==== Records shown ====

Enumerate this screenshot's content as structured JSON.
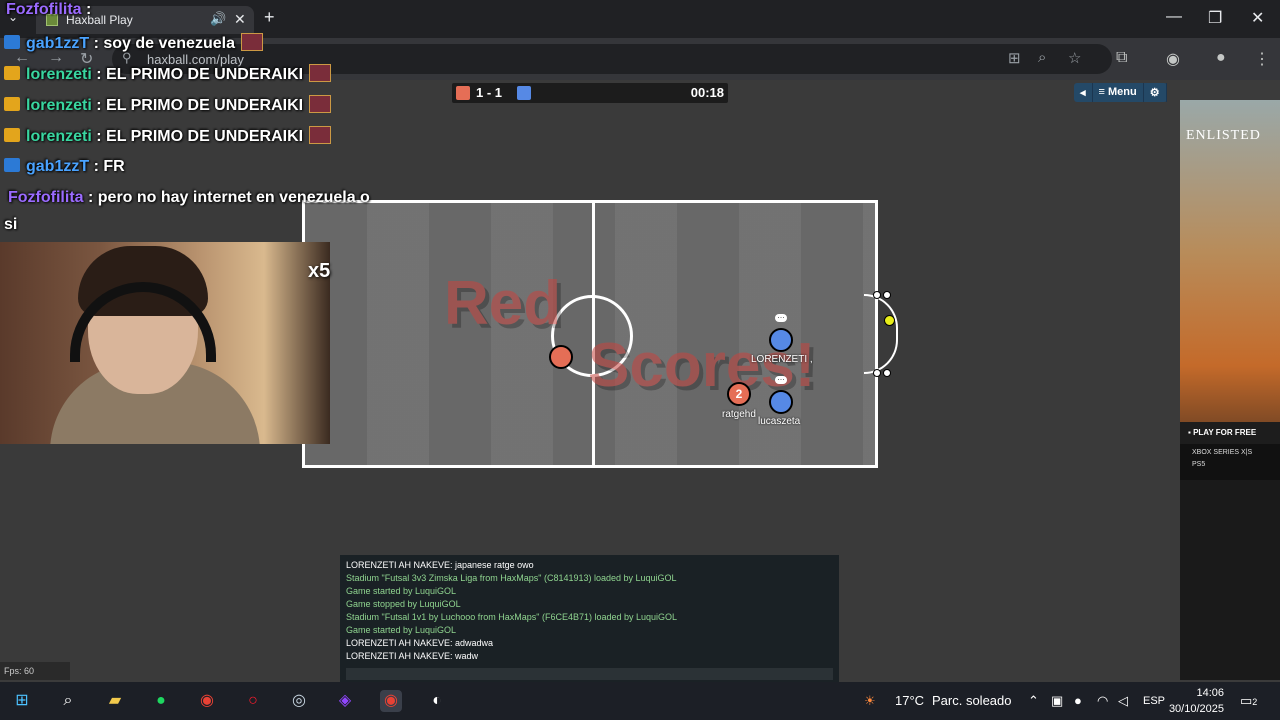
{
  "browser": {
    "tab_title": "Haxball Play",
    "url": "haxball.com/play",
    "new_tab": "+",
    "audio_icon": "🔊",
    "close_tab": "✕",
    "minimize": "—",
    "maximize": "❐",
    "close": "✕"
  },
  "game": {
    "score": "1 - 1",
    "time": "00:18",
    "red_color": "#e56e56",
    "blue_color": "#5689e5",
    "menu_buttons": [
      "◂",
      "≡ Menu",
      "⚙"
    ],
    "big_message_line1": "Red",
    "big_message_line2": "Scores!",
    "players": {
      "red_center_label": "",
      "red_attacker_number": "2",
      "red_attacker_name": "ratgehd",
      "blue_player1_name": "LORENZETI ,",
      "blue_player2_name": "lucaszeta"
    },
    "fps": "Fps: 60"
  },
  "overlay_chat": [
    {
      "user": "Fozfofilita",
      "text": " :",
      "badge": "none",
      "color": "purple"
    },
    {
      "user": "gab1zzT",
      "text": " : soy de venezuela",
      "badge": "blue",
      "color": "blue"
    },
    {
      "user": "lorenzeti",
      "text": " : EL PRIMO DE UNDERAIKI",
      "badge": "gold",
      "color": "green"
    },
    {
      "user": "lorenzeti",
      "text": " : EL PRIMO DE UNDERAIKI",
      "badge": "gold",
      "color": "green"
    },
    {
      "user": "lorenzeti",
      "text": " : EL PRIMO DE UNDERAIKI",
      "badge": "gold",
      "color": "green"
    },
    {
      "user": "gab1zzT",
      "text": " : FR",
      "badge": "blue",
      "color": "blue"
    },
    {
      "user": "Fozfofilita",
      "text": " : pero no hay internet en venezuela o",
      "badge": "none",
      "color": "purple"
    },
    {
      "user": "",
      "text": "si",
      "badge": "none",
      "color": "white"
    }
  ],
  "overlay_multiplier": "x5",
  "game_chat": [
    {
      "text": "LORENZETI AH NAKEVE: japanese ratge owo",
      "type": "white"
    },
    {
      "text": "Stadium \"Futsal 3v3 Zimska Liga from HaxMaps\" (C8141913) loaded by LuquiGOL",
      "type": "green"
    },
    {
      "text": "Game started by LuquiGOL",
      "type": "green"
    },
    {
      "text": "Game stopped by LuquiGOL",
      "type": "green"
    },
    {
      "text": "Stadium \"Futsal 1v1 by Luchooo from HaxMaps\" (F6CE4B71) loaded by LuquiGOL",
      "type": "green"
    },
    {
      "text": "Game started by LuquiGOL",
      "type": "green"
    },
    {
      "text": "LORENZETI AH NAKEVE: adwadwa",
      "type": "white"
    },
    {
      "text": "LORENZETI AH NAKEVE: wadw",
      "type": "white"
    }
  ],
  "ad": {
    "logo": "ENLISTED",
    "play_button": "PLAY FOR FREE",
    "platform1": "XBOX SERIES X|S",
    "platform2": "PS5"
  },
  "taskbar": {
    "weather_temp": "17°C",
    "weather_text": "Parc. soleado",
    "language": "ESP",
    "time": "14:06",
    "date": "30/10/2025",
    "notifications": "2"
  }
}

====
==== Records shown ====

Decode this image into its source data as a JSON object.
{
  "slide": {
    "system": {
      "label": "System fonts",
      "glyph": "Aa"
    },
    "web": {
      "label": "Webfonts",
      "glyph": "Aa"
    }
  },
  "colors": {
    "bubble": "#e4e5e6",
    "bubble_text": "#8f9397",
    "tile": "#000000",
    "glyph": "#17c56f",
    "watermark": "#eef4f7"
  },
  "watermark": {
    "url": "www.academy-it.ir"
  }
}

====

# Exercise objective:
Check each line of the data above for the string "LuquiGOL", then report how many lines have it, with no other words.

# Task result:
5